+++ DATA FOR PROCESSING +++
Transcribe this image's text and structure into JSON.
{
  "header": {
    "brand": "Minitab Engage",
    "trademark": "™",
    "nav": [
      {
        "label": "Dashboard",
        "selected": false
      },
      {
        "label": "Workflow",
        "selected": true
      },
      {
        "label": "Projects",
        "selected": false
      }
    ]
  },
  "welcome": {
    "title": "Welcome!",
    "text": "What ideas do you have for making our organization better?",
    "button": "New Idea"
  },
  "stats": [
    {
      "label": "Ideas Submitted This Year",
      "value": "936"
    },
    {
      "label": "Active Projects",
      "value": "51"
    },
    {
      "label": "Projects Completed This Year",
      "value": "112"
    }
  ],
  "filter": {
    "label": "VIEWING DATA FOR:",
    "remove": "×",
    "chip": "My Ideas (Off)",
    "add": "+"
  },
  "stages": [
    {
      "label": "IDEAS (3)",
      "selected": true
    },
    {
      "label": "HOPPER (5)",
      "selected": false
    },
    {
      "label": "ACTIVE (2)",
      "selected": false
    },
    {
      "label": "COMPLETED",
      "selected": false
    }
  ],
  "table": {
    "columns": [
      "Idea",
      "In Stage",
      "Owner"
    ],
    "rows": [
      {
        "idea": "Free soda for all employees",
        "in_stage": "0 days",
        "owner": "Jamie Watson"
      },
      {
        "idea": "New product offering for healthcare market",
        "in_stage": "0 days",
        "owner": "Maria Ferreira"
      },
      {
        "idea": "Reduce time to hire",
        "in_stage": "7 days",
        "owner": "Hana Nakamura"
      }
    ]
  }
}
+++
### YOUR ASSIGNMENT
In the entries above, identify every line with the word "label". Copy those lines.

### FINISHED TASK
        "label": "Dashboard",
        "label": "Workflow",
        "label": "Projects",
      "label": "Ideas Submitted This Year",
      "label": "Active Projects",
      "label": "Projects Completed This Year",
    "label": "VIEWING DATA FOR:",
      "label": "IDEAS (3)",
      "label": "HOPPER (5)",
      "label": "ACTIVE (2)",
      "label": "COMPLETED",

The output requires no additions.